It used to be that cars and trucks had separate fresh air intakes that allowed air to pass directly from the front of the vehicle to the passenger compartment. Today, other than through windows, there is usually only one way for fresh air to enter your car--through the auto ventilation system, which includes the auto air conditioner. Therefore, all the air that enters your car flows through an evaporator core very similar to the one below. When you run your ventilation system either for heating or cooling, air passes through the evaporator core.
When cooling, moisture from the air is removed by the evaporator core. This moisture accumulates in the evaporator core chamber where most of it is dumped to the ground through a drain. However, some water may still remain. In other words, the chamber and the evaporator can stay wet. Because this area is dark, wet and inevitably dirty, these are IDEAL BREEDING CONDITIONS for mold and mildew to flourish!

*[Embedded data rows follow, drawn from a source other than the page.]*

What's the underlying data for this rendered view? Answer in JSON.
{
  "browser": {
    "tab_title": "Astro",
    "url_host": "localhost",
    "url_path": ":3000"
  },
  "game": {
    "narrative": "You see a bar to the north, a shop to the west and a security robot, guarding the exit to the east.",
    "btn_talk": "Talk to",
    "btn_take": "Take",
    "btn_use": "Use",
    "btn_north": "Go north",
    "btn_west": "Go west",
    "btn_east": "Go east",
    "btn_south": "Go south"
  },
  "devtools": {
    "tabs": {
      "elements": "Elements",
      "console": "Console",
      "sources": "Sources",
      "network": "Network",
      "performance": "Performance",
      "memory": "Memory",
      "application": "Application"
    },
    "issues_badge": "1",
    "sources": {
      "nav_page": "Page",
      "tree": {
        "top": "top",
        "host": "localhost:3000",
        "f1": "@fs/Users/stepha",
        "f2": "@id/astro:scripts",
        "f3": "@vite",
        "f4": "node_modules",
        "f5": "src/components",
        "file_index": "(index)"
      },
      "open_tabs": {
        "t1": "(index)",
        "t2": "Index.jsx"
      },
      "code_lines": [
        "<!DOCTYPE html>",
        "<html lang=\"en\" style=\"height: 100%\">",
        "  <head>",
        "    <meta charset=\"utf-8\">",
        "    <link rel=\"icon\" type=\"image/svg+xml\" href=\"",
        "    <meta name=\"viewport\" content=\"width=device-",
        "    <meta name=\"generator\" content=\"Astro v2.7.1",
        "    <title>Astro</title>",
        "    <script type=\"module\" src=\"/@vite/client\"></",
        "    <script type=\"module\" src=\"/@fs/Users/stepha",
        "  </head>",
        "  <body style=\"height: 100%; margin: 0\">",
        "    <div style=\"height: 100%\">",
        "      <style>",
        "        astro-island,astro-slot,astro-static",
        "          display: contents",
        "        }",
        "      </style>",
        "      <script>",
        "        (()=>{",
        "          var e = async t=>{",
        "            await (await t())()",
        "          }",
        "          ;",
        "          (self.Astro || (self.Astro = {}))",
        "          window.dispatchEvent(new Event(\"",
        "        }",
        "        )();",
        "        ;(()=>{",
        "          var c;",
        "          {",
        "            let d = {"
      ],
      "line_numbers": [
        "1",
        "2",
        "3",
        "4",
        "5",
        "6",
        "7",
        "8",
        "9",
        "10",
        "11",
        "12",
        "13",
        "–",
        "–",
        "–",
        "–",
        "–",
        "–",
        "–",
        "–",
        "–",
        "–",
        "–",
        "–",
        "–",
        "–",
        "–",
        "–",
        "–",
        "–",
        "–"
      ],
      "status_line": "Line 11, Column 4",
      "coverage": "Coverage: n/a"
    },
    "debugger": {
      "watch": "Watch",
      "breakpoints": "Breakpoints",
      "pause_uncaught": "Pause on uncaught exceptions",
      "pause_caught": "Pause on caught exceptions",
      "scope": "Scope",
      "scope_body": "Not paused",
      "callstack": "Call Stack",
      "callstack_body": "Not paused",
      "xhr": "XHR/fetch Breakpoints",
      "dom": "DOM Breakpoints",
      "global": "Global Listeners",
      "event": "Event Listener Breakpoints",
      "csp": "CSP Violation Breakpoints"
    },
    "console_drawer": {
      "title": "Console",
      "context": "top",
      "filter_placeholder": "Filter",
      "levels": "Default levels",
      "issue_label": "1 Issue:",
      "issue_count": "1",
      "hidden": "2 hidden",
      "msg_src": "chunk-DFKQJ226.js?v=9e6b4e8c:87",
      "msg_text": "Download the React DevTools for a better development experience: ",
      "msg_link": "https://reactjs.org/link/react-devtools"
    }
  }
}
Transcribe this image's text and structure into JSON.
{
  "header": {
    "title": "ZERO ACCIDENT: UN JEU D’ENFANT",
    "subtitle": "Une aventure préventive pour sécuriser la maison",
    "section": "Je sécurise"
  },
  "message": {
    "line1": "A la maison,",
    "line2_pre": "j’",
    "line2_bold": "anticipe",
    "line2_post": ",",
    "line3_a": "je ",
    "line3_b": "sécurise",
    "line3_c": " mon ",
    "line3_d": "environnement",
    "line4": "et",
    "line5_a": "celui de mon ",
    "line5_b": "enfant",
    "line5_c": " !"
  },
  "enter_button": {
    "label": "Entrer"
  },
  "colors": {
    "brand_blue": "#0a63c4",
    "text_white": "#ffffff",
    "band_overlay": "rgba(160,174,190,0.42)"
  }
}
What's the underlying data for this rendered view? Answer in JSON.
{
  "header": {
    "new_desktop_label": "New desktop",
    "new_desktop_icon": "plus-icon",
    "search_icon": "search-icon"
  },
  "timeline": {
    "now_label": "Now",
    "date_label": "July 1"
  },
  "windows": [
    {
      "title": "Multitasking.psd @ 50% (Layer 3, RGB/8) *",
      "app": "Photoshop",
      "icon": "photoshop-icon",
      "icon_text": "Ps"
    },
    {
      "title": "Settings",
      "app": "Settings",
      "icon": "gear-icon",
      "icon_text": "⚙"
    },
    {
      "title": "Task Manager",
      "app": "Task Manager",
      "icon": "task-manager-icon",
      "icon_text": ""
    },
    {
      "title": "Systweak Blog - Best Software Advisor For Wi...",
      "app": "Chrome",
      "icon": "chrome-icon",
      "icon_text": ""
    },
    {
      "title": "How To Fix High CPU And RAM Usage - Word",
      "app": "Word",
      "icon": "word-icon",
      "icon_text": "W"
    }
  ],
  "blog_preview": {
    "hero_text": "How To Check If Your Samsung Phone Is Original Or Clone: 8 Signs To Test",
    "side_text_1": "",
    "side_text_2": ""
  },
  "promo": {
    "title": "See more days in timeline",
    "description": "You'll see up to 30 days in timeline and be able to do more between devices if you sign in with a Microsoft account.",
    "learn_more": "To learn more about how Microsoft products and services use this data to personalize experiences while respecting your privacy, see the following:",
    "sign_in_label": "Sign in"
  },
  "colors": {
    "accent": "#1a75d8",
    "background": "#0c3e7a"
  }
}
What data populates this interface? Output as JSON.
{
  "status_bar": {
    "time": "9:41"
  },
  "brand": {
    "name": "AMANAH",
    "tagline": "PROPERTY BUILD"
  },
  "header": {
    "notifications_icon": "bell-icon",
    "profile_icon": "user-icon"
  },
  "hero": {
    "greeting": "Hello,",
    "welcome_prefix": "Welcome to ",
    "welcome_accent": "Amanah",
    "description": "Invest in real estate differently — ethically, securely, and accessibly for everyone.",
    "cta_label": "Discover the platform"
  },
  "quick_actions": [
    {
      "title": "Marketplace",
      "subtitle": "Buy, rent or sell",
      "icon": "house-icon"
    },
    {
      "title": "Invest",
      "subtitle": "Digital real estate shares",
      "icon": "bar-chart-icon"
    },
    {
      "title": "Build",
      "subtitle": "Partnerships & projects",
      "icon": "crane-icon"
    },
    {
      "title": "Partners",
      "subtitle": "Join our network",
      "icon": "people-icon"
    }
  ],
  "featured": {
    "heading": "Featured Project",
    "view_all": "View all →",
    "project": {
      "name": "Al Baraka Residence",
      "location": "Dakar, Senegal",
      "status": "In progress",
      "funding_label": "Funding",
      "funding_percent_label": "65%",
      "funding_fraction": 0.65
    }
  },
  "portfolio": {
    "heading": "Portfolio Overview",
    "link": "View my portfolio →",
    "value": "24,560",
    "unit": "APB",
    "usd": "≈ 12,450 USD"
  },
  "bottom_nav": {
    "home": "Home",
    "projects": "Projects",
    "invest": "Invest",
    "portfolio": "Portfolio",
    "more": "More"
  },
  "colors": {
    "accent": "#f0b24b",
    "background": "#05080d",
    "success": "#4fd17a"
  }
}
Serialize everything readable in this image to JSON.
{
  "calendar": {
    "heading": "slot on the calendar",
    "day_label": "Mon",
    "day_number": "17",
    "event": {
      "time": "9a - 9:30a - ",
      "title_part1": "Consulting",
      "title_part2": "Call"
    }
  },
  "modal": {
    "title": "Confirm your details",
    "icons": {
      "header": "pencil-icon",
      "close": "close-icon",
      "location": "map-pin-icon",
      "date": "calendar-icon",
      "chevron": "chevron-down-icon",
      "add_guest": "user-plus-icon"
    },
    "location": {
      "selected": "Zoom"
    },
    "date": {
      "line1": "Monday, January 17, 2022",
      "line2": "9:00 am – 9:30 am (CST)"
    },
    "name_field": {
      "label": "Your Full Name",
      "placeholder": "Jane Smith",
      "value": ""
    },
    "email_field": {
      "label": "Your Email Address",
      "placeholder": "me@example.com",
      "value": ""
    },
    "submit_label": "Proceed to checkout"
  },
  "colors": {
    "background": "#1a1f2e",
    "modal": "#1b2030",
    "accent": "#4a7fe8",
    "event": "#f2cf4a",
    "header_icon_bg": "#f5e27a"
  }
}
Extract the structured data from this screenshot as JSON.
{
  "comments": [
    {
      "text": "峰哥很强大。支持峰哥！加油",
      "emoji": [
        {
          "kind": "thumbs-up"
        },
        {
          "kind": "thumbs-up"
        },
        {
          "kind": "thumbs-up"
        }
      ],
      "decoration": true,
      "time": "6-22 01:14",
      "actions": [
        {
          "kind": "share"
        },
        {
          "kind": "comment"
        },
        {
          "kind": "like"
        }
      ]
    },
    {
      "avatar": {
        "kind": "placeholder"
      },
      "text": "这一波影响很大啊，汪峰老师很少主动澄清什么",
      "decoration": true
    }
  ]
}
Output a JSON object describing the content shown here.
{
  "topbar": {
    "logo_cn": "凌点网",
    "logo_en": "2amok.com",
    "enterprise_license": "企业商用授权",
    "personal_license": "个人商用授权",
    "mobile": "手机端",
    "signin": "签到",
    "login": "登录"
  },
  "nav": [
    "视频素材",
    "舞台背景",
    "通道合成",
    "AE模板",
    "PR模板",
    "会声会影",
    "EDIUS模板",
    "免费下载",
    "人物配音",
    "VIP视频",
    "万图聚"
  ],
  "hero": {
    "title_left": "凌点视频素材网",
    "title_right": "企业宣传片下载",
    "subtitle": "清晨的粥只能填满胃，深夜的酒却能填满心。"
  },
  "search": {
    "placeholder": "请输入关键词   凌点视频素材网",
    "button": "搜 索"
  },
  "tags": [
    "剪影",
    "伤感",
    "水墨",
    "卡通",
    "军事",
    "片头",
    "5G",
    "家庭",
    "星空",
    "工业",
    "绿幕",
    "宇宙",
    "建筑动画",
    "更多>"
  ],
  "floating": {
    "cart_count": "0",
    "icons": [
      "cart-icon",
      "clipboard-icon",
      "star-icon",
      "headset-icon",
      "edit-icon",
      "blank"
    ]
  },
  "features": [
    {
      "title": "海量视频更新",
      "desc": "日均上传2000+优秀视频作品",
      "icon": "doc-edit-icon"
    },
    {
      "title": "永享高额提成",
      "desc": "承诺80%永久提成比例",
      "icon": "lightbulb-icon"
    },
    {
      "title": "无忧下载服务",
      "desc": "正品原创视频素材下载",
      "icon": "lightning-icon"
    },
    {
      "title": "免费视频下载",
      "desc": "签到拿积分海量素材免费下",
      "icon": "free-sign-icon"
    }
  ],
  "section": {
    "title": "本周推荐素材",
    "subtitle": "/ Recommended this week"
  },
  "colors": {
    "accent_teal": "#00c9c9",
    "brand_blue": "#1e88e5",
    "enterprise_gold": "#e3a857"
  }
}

When heating, although you have dry conditions. Spores and other fine debris that have accumulated are continually being blown into your enclosed driving environment. In addition, external air carries all kinds of material with it as it enters your vehicle including dust, oil droplets, exhaust vapors, insects, mold spores, pollens and bacteria. This debris accumulates on the evaporator core. Under such conditions, mold and bacteria colonies are nurtured and further contaminate the air in the vehicle. Look at the accumulation of debris in the illustration below. This can happen in a very short time!
Last Updated on Tuesday, 23 August 2011 21:42